    The city of Tell City is about to embark on the largest single project in its history. This monumental project is called our combined-sewer overflow project, or CSO.

  • MILLSTONE - The Tell City Kiwanis Club and its committee of community members have finalized plans for the memorial services March 13-14 to mark the 50th anniversary of the crash of Northwest Orient Airlines Electra Flight 710 in rural Cannelton March 17, 1960.

  • Sixty-three souls together

    Came to this solemn place,

    And tears came falling down from Heaven

    Like raindrops down a face.

    This and the rest of a poem about the 1960 plane crash near Millstone will be read during a March 13 memorial service commemorating the tragedy.

    Joan Goble's fifth-grade students, who composed it, will also display drawings they created in one of several "learning to give" efforts.

  • Editor's Note: Bob Thomas of Derby submitted this account of his experiences with discrimination and the U.S. military's attempt to safeguard the rights of blacks in the 1950s. He recorded his memories on paper to mark Black History Month, observed each year in February.

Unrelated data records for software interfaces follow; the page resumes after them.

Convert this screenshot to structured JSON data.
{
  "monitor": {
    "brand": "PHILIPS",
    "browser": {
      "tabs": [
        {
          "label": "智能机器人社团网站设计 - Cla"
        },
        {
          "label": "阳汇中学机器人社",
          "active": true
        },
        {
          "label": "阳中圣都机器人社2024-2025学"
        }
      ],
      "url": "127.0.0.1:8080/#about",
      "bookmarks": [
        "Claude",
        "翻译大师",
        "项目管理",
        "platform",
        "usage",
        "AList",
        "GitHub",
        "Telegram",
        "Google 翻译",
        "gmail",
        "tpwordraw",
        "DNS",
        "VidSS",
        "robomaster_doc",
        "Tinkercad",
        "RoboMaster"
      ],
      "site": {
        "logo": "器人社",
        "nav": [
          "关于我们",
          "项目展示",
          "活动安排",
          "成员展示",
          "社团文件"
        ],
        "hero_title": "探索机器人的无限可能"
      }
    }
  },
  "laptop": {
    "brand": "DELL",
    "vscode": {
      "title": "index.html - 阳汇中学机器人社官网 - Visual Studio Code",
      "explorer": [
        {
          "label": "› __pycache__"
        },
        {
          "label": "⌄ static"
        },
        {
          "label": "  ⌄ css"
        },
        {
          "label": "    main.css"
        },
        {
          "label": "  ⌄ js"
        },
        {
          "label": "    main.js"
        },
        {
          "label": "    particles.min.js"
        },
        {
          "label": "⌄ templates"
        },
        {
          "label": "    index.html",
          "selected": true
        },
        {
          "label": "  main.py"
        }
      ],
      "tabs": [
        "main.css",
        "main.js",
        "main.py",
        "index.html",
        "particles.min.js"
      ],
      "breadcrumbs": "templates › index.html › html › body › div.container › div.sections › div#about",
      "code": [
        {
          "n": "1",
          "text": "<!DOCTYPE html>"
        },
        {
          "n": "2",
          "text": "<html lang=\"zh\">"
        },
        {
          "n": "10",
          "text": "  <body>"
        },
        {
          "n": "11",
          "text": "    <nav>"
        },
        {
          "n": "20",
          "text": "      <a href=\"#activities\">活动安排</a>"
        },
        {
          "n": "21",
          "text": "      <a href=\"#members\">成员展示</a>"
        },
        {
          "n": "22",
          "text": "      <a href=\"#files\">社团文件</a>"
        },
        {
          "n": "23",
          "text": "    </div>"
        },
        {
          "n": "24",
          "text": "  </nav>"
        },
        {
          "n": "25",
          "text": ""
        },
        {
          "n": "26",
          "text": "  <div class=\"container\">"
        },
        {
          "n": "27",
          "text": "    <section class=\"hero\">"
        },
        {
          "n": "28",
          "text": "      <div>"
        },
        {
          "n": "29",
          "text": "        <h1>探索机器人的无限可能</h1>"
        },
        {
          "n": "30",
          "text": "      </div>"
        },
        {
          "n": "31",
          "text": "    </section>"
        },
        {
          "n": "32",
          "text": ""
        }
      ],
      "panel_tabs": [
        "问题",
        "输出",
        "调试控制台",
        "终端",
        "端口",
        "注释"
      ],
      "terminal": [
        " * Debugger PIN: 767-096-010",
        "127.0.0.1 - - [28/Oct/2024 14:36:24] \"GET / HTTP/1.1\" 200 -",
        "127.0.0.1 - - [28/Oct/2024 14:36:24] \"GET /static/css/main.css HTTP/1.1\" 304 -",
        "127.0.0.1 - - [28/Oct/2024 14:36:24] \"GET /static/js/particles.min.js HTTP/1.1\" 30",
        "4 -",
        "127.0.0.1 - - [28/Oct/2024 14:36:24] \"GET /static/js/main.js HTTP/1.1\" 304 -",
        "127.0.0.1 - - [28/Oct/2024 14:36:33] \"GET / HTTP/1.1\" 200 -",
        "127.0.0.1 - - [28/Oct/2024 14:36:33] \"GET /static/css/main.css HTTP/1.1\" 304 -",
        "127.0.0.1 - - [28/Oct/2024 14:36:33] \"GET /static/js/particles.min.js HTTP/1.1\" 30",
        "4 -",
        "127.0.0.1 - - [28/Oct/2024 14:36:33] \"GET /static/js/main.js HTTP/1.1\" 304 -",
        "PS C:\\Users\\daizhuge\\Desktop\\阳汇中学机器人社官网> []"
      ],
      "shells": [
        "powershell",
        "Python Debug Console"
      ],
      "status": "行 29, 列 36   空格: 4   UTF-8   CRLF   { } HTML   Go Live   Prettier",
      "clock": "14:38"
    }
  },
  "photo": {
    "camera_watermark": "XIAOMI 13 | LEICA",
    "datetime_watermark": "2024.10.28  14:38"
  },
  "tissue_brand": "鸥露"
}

    It was January 1954. I had just turned 18 two months before graduating from the B-29 Bomber Maintenance Course at Sheppard Air Force Base in Wichita Falls, Texas. We didn't turn many wrenches in the six-month training course; that would come later during our first and subsequent assignments.